The supposed first city of a million inhabitants was built two thousand years ago. But how did ancient Athens and ancient Rome function without the modern comforts we have today?
Journey back to the age of Classical Antiquity in Europe and join Professor Wallace-Hadrill as we unravel the history and archaeology of these ancient cities.
Episode 1: Athens
Athens, the cradle of democracy, has been inhabited for well over 5.000 years. Roughly 2.500 years ago, however, the city became known for running on an ideology where free citizens would dictate how it was governed.
It was an ideology where every aspect of daily life in the city, along with military coordination, waste disposal and trade, was chosen for the people, by the people.
Dig into the past of Athens with Professor Wallace-Hadrill in episode one, as we travel to Greece to see the remnants of the great city – along with its history and archaeological findings.
Episode 2: Rome
Rome was the world’s first ancient megacity. At a time when few towns could number more than 10,000 inhabitants, more than a million lived in Rome.
But in a world without modern technology, how on earth did the Romans do it? How did they feed their burgeoning population, how did they house them, and how did they get them into town without buses or trains?

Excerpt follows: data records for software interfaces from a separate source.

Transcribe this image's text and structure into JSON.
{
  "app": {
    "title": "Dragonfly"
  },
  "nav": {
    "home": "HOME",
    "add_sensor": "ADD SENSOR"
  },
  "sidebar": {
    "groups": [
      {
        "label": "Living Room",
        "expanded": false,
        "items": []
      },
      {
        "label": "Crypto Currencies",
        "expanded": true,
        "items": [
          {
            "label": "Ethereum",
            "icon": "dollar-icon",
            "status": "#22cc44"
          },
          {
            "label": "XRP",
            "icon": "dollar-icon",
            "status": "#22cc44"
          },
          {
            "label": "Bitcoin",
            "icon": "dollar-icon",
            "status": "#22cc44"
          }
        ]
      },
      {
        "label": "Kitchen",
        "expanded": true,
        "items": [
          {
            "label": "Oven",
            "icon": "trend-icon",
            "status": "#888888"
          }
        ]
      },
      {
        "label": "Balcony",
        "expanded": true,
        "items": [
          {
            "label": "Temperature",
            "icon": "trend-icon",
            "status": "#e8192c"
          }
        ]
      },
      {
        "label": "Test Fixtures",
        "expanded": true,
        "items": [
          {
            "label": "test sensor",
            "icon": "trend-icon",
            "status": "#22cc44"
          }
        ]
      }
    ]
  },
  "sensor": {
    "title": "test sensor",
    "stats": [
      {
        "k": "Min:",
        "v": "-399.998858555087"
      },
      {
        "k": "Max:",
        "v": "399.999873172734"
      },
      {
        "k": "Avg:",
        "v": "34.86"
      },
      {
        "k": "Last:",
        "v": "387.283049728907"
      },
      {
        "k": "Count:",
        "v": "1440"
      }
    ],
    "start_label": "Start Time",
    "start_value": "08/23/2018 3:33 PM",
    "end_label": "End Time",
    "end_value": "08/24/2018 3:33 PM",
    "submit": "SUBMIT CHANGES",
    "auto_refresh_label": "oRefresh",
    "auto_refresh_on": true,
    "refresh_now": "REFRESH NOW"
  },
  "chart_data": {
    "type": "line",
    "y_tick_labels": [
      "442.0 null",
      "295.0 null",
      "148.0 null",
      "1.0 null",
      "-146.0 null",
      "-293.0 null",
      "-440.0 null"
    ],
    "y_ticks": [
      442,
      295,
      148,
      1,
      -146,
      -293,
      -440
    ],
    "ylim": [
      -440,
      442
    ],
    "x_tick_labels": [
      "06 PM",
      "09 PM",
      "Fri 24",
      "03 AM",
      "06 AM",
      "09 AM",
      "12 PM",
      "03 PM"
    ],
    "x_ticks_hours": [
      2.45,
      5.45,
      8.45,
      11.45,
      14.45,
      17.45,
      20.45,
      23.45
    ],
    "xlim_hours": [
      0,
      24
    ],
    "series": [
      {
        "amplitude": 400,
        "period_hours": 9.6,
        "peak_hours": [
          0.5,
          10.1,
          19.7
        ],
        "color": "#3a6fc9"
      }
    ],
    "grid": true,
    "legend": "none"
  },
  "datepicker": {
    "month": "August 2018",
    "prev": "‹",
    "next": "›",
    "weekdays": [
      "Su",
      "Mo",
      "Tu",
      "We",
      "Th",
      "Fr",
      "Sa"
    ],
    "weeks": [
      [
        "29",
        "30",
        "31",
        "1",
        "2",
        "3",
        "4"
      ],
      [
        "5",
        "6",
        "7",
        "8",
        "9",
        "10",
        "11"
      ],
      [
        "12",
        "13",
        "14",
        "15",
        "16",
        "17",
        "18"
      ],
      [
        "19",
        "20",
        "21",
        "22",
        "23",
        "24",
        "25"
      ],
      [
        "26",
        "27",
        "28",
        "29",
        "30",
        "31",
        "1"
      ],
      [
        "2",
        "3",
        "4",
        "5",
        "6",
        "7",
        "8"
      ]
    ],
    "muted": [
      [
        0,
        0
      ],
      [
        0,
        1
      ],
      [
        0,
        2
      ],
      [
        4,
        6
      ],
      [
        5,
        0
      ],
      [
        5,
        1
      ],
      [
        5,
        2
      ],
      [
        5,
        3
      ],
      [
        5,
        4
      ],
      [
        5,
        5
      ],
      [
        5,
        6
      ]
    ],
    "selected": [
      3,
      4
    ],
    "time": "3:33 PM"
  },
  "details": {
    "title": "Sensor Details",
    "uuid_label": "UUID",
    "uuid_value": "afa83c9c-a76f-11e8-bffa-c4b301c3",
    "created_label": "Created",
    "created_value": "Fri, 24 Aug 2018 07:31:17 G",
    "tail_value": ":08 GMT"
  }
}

How on earth did the Romans make their great city work?
In the final episode of the series, Professor Andrew Wallace-Hadrill takes us up ancient tower blocks, down ancient sewers, and above 2,000-year-old harbour basins still filled with water, to find out.
He reveals how this city surpassed all those from the ancient world that had gone before.
Last but not least, Professor Wallace-Hadrill uncovers the secret of Rome’s success – the planning still captured on pieces of an 1,800-year-old marble map of the city, a map which shows that astonishingly, in many places, the street plan of Ancient Rome mirrors that of the city today in exact detail.
- Release date2015
- Full runtime
- Director(s)Paul Elston
- Production companyMagellanTV